TEA News Releases Online
Dec. 8, 2009
Congressional hearing raises concerns about national standards
AUSTIN – Commissioner of Education Robert Scott applauded the comments of congressmen and witnesses who today acknowledged the risk of making the Common Core Standards Initiative mandatory standards for all public schools.
The mathematics and English standards being drafted by the National Governors Association and the Council of Chief State School Officers were the subject of a hearing before the Committee on Education and Labor today in Washington, D.C. Adoption of the standards counts heavily in the competition to win Race to the Top grants from the U.S. Department of Education and could be easily incorporated into the upcoming reauthorization of No Child Left Behind. Texas and Alaska are the only states that have not agreed to adopt these national standards and national tests.
U.S. Rep. Glenn “GT” Thompson, R-PA., said during the hearing, “...the mandatory adoption could have the unintended consequences of lowering the bar for states and local communities that have voluntarily established standards even more rigorous than those developed through the Common Core.”
Cathy Allen, vice-chair of the St. Mary’s County Board of Education in Maryland, who testified at the committee, said, “We do have some reservations about what appears to be greater coercion from the federal government in adopting such standards.”
Scott said, “We are glad that Congressman Thompson and others recognize that this is a potential federal intrusion into the nation’s schools. The authority to determine what students in our public schools should learn properly resides with the states, local school boards and parents. Texans have been leaders in setting college and career ready standards. We do not favor federally imposed one-size-fits-all national standards and tests.”

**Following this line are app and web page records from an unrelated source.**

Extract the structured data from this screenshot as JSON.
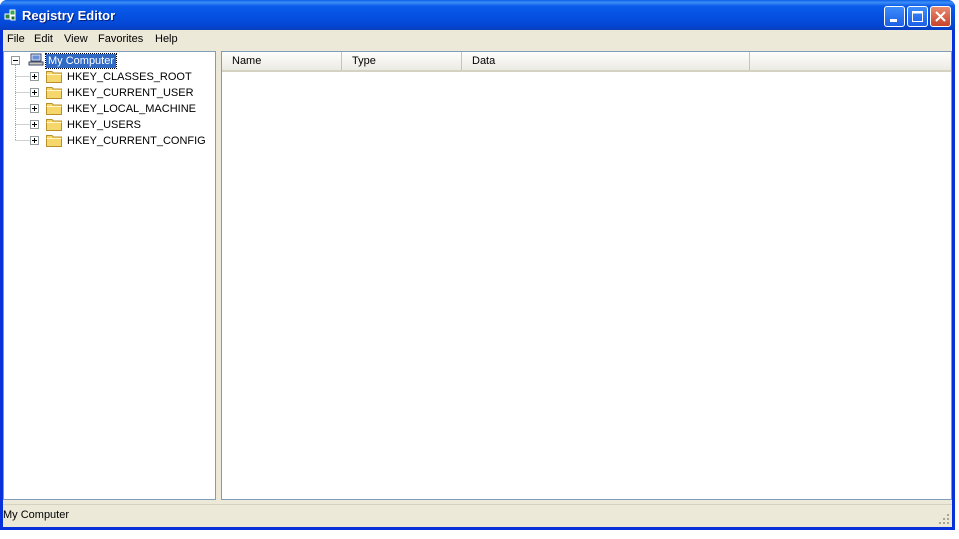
{
  "window": {
    "title": "Registry Editor",
    "icon": "registry-editor-icon",
    "controls": [
      "minimize-icon",
      "maximize-icon",
      "close-icon"
    ]
  },
  "menu": [
    "File",
    "Edit",
    "View",
    "Favorites",
    "Help"
  ],
  "tree": {
    "root": {
      "label": "My Computer",
      "icon": "computer-icon",
      "expanded": true,
      "selected": true
    },
    "children": [
      {
        "label": "HKEY_CLASSES_ROOT",
        "icon": "folder-icon",
        "expanded": false
      },
      {
        "label": "HKEY_CURRENT_USER",
        "icon": "folder-icon",
        "expanded": false
      },
      {
        "label": "HKEY_LOCAL_MACHINE",
        "icon": "folder-icon",
        "expanded": false
      },
      {
        "label": "HKEY_USERS",
        "icon": "folder-icon",
        "expanded": false
      },
      {
        "label": "HKEY_CURRENT_CONFIG",
        "icon": "folder-icon",
        "expanded": false
      }
    ]
  },
  "list": {
    "columns": [
      "Name",
      "Type",
      "Data"
    ],
    "rows": []
  },
  "status": {
    "text": "My Computer"
  },
  "colors": {
    "titlebar": "#0550e0",
    "selection": "#316ac5",
    "chrome": "#ece9d8",
    "folder": "#f5d76e"
  }
}
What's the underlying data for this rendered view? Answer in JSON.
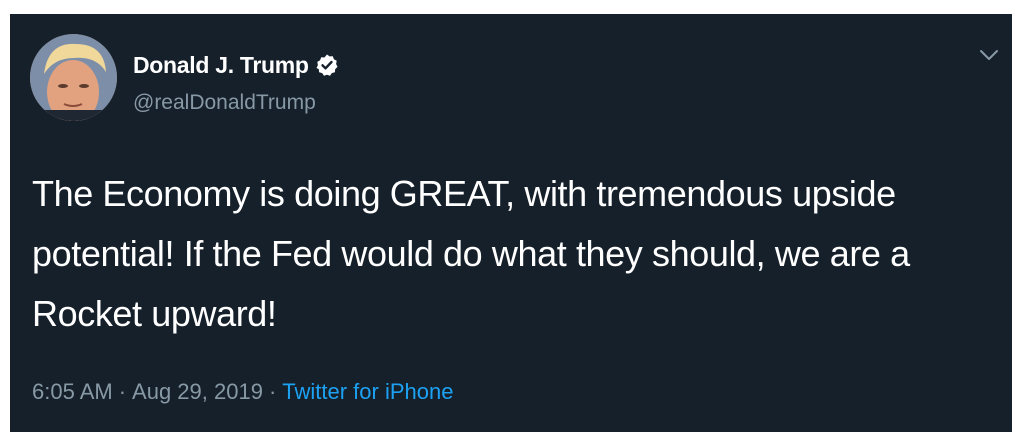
{
  "tweet": {
    "author": {
      "display_name": "Donald J. Trump",
      "handle": "@realDonaldTrump",
      "verified": true,
      "avatar_icon": "profile-photo"
    },
    "text": "The Economy is doing GREAT, with tremendous upside potential! If the Fed would do what they should, we are a Rocket upward!",
    "time": "6:05 AM",
    "separator": "·",
    "date": "Aug 29, 2019",
    "source": "Twitter for iPhone",
    "menu_icon": "chevron-down-icon"
  },
  "theme": {
    "background": "#15202b",
    "text": "#ffffff",
    "secondary_text": "#8899a6",
    "link": "#1da1f2",
    "verified_badge": "#ffffff"
  }
}
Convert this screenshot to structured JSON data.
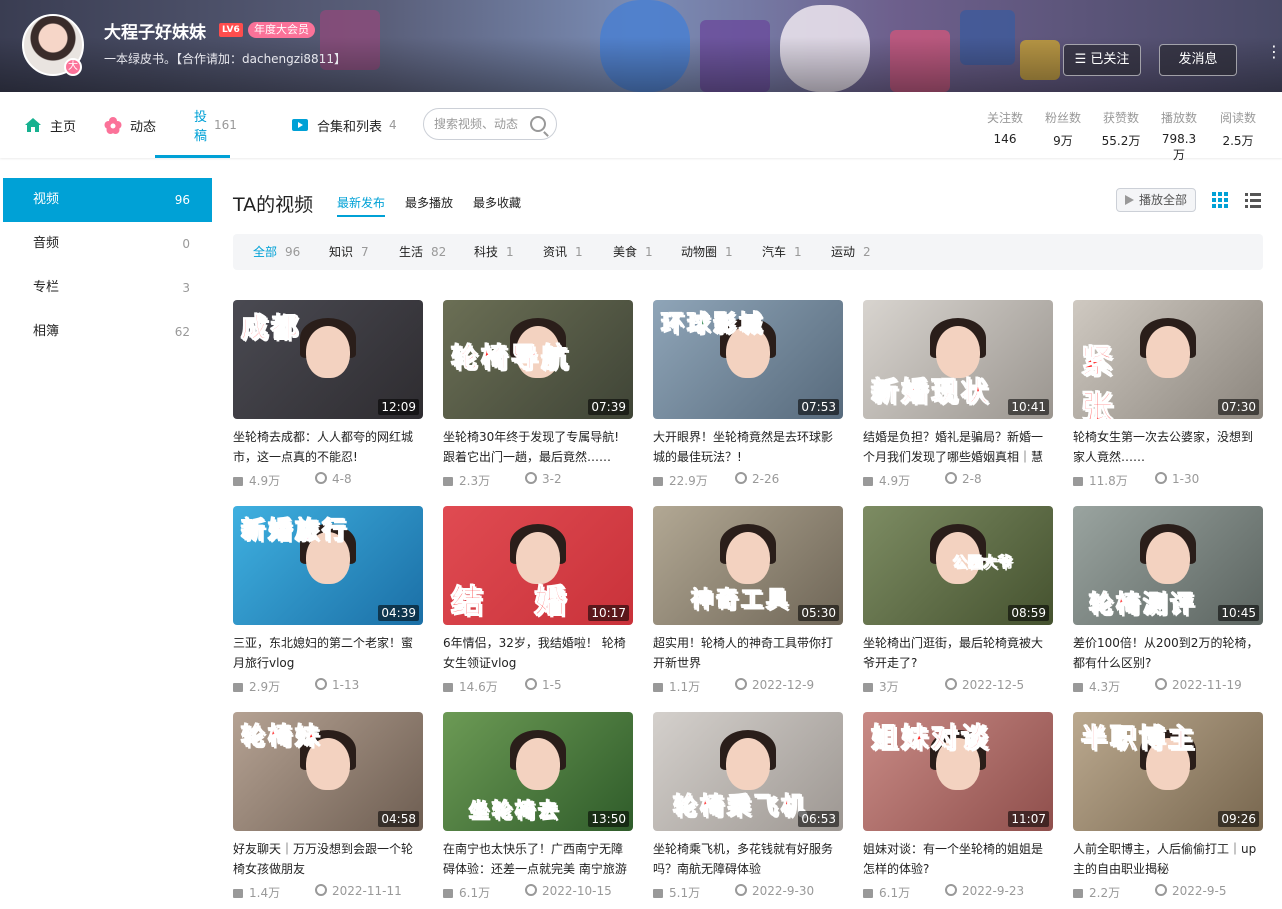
{
  "header": {
    "username": "大程子好妹妹",
    "level": "LV6",
    "vip_badge": "年度大会员",
    "avatar_badge": "大",
    "signature": "一本绿皮书。【合作请加：dachengzi8811】",
    "follow_button": "☰ 已关注",
    "message_button": "发消息"
  },
  "nav": {
    "tabs": [
      {
        "label": "主页",
        "count": ""
      },
      {
        "label": "动态",
        "count": ""
      },
      {
        "label": "投稿",
        "count": "161"
      },
      {
        "label": "合集和列表",
        "count": "4"
      }
    ],
    "search_placeholder": "搜索视频、动态",
    "stats": [
      {
        "label": "关注数",
        "value": "146"
      },
      {
        "label": "粉丝数",
        "value": "9万"
      },
      {
        "label": "获赞数",
        "value": "55.2万"
      },
      {
        "label": "播放数",
        "value": "798.3万"
      },
      {
        "label": "阅读数",
        "value": "2.5万"
      }
    ]
  },
  "sidebar": {
    "items": [
      {
        "label": "视频",
        "count": "96"
      },
      {
        "label": "音频",
        "count": "0"
      },
      {
        "label": "专栏",
        "count": "3"
      },
      {
        "label": "相簿",
        "count": "62"
      }
    ]
  },
  "main": {
    "title": "TA的视频",
    "sort_options": [
      "最新发布",
      "最多播放",
      "最多收藏"
    ],
    "play_all": "播放全部",
    "filters": [
      {
        "label": "全部",
        "count": "96"
      },
      {
        "label": "知识",
        "count": "7"
      },
      {
        "label": "生活",
        "count": "82"
      },
      {
        "label": "科技",
        "count": "1"
      },
      {
        "label": "资讯",
        "count": "1"
      },
      {
        "label": "美食",
        "count": "1"
      },
      {
        "label": "动物圈",
        "count": "1"
      },
      {
        "label": "汽车",
        "count": "1"
      },
      {
        "label": "运动",
        "count": "2"
      }
    ],
    "videos": [
      {
        "caption": "成都",
        "duration": "12:09",
        "title": "坐轮椅去成都：人人都夸的网红城市，这一点真的不能忍!",
        "plays": "4.9万",
        "date": "4-8"
      },
      {
        "caption": "轮椅导航",
        "duration": "07:39",
        "title": "坐轮椅30年终于发现了专属导航! 跟着它出门一趟，最后竟然……",
        "plays": "2.3万",
        "date": "3-2"
      },
      {
        "caption": "环球影城",
        "duration": "07:53",
        "title": "大开眼界！坐轮椅竟然是去环球影城的最佳玩法？!",
        "plays": "22.9万",
        "date": "2-26"
      },
      {
        "caption": "新婚现状",
        "duration": "10:41",
        "title": "结婚是负担？婚礼是骗局？新婚一个月我们发现了哪些婚姻真相｜慧",
        "plays": "4.9万",
        "date": "2-8"
      },
      {
        "caption": "紧 张",
        "duration": "07:30",
        "title": "轮椅女生第一次去公婆家，没想到家人竟然……",
        "plays": "11.8万",
        "date": "1-30"
      },
      {
        "caption": "新婚旅行",
        "duration": "04:39",
        "title": "三亚，东北媳妇的第二个老家！蜜月旅行vlog",
        "plays": "2.9万",
        "date": "1-13"
      },
      {
        "caption": "结 婚",
        "duration": "10:17",
        "title": "6年情侣，32岁，我结婚啦！ 轮椅女生领证vlog",
        "plays": "14.6万",
        "date": "1-5"
      },
      {
        "caption": "神奇工具",
        "duration": "05:30",
        "title": "超实用！轮椅人的神奇工具带你打开新世界",
        "plays": "1.1万",
        "date": "2022-12-9"
      },
      {
        "caption": "公园大爷",
        "duration": "08:59",
        "title": "坐轮椅出门逛街，最后轮椅竟被大爷开走了?",
        "plays": "3万",
        "date": "2022-12-5"
      },
      {
        "caption": "轮椅测评",
        "duration": "10:45",
        "title": "差价100倍！从200到2万的轮椅，都有什么区别?",
        "plays": "4.3万",
        "date": "2022-11-19"
      },
      {
        "caption": "轮椅妹",
        "duration": "04:58",
        "title": "好友聊天｜万万没想到会跟一个轮椅女孩做朋友",
        "plays": "1.4万",
        "date": "2022-11-11"
      },
      {
        "caption": "坐轮椅去",
        "duration": "13:50",
        "title": "在南宁也太快乐了！广西南宁无障碍体验：还差一点就完美 南宁旅游",
        "plays": "6.1万",
        "date": "2022-10-15"
      },
      {
        "caption": "轮椅乘飞机",
        "duration": "06:53",
        "title": "坐轮椅乘飞机，多花钱就有好服务吗？南航无障碍体验",
        "plays": "5.1万",
        "date": "2022-9-30"
      },
      {
        "caption": "姐妹对谈",
        "duration": "11:07",
        "title": "姐妹对谈：有一个坐轮椅的姐姐是怎样的体验?",
        "plays": "6.1万",
        "date": "2022-9-23"
      },
      {
        "caption": "半职博主",
        "duration": "09:26",
        "title": "人前全职博主，人后偷偷打工｜up主的自由职业揭秘",
        "plays": "2.2万",
        "date": "2022-9-5"
      }
    ]
  },
  "colors": {
    "accent": "#00a1d6",
    "pink": "#fb7299"
  }
}
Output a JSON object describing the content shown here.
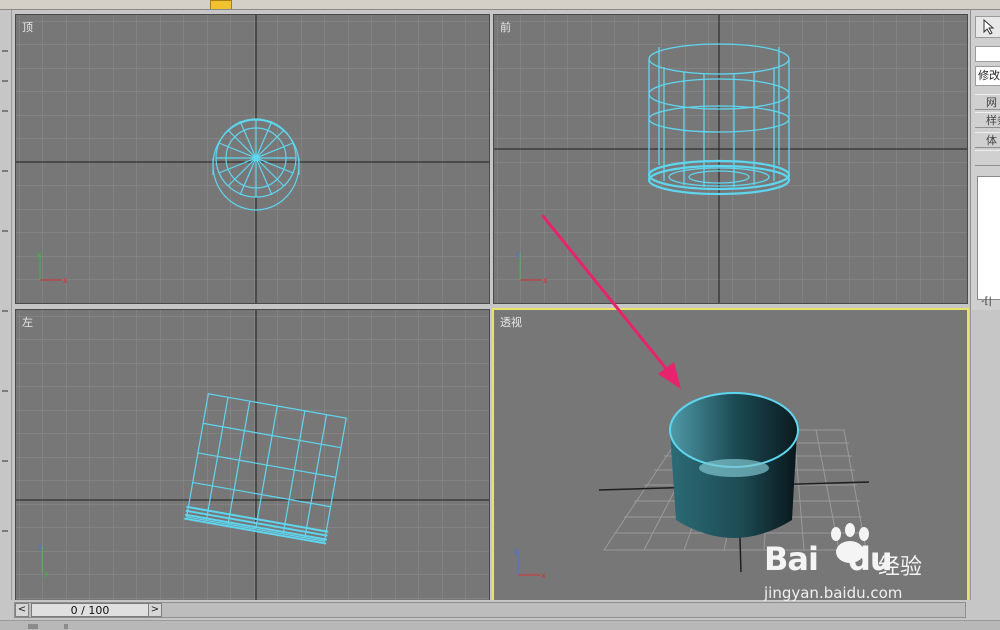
{
  "viewports": {
    "top": {
      "label": "顶"
    },
    "front": {
      "label": "前"
    },
    "left": {
      "label": "左"
    },
    "perspective": {
      "label": "透视"
    }
  },
  "command_panel": {
    "modify_tab": "修改",
    "rollout_buttons": [
      "网",
      "样条",
      "体"
    ],
    "ellipsis": "-[|"
  },
  "time_slider": {
    "position_text": "0 / 100",
    "prev_icon": "left-arrow-icon",
    "next_icon": "right-arrow-icon"
  },
  "watermark": {
    "brand": "Bai",
    "brand_suffix": "du",
    "cn": "经验",
    "url": "jingyan.baidu.com"
  },
  "colors": {
    "viewport_bg": "#777777",
    "grid": "#8c8c8c",
    "wireframe": "#5fd6f0",
    "active_border": "#e9e36a",
    "annotation_arrow": "#e8236e",
    "cylinder_shade": "#1f5560"
  },
  "icons": [
    "select-arrow-icon",
    "axis-tripod-icon",
    "annotation-arrow-icon",
    "paw-icon"
  ]
}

More information about today’s hearing is available at:
http://edlabor.house.gov/hearings/2009/12/improving-our-competitiveness.shtml (This content is no longer available.)